What would you pay to save this baby's life? A thousand dollars sounds pretty steep in Kenya, more than the annual per capita GDP, but a drop in the bucket many places. She was born prematurely, and survived for a couple weeks in a local hospital. But as the days wore on she became sicker and sicker, and when her twin died, her distraught parents scooped her up and got in a taxi to Kijabe. She arrived on death's doorstep. I got the call in nursery as I was walking out the door that there was a baby in MCH clinic, did we have an incubator? No, I said, we'll have to send her on to Kenyatta. We were running at 150% or more of capacity and taking on another baby would compromise the survival of those we already had.
But as the visiting resident who was staffing the clinic worked on carrying out the plan we had made over the phone, she called back to ask some questions about the logistics of an ambulance. These parents had nothing with which to pay for one. I was at the end of a stressful day and scrambling to get dinner for guests. THANK GOD it was one of those times the Spirit just kept me unsettled. I had no peace about the decision to send this baby on to the national hospital. It sounded like she would die on the way. So I called the resident back with a plan to squeeze her in without an isolette, using a crib and a heater, and hope for the best. I can't explain the internal battle but I knew we were supposed to keep this baby.
That weekend she became much worse, and my colleagues took her to the ICU. I thought it was hopeless. She was on life support for six days, battling a nearly fatal and overwhelming infection. We fought back with the strongest antibiotics, and the kind of medicine and monitoring only available a few places in Africa. This little twin, a deep green color of jaundice, skinny and losing her grip on life, pale and with barely the strength to keep her heart going even when we took over the breathing, teetered on the brink for a week. But day by day her vital signs became more stable. My team was fighting to save this one, particularly as a twin when the other had died.
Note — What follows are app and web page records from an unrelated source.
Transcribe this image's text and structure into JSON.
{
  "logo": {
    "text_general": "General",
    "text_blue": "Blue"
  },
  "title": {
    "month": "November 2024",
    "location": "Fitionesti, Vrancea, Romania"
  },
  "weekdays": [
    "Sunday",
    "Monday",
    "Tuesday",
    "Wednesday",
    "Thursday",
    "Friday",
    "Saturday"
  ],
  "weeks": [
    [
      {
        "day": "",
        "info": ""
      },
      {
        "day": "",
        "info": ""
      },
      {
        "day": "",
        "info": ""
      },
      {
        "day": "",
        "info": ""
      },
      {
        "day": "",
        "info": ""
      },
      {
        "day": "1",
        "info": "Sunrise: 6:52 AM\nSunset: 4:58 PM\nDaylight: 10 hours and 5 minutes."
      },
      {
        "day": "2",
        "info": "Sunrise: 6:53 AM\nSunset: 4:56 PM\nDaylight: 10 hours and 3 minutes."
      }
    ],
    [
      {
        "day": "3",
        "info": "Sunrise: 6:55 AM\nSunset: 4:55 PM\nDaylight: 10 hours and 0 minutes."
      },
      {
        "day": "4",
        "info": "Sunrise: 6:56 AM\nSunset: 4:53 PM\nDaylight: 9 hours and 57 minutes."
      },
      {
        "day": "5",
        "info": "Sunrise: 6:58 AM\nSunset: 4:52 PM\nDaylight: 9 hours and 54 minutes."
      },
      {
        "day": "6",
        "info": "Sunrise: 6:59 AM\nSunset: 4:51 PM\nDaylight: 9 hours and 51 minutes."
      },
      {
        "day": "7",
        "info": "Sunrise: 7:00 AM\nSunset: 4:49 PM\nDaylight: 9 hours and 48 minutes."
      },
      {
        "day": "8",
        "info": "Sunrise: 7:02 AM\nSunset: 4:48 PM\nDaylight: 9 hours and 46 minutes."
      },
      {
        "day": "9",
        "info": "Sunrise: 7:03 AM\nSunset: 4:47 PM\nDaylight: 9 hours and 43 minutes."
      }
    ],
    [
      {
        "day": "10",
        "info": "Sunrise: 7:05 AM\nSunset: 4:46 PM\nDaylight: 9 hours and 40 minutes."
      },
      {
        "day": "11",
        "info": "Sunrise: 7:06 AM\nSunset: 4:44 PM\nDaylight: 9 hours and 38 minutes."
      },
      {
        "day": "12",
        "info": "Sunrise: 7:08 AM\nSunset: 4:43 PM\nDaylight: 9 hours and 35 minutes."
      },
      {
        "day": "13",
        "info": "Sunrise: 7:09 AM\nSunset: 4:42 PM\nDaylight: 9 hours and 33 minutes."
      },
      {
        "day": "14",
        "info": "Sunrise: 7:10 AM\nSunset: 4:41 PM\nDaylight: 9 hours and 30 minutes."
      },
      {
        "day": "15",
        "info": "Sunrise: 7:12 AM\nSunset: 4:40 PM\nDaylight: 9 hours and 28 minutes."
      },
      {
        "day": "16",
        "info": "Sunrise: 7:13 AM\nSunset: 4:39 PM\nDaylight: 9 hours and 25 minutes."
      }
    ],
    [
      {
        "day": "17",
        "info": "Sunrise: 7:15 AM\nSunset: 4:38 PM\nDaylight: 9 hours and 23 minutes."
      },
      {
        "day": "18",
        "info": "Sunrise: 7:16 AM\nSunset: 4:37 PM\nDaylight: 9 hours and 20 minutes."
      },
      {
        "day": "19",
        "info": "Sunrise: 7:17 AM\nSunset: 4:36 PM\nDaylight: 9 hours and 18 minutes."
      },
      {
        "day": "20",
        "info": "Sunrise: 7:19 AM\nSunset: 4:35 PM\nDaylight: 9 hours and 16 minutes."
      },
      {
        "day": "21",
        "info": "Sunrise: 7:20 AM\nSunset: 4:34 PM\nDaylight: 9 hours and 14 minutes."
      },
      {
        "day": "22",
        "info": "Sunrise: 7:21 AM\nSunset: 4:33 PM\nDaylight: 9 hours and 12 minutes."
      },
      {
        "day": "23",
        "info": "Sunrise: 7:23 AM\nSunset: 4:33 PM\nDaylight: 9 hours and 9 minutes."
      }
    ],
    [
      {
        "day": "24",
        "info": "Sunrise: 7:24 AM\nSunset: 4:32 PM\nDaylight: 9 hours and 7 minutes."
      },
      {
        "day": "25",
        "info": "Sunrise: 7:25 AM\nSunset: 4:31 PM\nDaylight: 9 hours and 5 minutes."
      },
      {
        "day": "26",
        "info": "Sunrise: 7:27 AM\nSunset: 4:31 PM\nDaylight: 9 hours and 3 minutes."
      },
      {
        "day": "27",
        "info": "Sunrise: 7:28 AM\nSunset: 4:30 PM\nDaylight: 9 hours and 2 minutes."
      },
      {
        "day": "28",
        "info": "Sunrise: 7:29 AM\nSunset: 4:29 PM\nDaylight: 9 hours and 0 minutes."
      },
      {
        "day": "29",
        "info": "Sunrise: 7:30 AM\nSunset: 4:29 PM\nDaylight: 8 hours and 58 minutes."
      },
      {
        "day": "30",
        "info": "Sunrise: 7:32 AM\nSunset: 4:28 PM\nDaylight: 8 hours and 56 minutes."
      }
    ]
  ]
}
They had more hope than I did.
Eventually she came back down to the nursery, and we gently helped her get to the point of feeding, and then of breathing without any oxygen. Today she's going home, having reached normal newborn size after almost a month of life.
She is cured.
Her parents' national insurance card payed about a third of the bill, and they were able to bring about $250 which is 3-4 months' salary for the average citizen. That left about $1000 still to be paid.
Thanks to several recent generous donations, our Kijabe Hospital Needy Children's Fund was able to step in and pay the bill. Which means that baby M can go home with her mother, who was a hair's breadth away from total bereavement. Which means that we can sustain low cost care and offer the same services to the next baby.
Though this is only a thousandth of the million-dollar-baby story . . the themes are similar, only our story has a happier ending: a fight against the odds, an initial reluctance, a growing wonder, the beauty of strangers growing in relationship, victories, redemption, dilemmas, and loss. Thanks to all who helped baby M survive, and pray that we can stay in the ring for the next one and the one after that. We get beat up pretty often. But today we're celebrating a victory.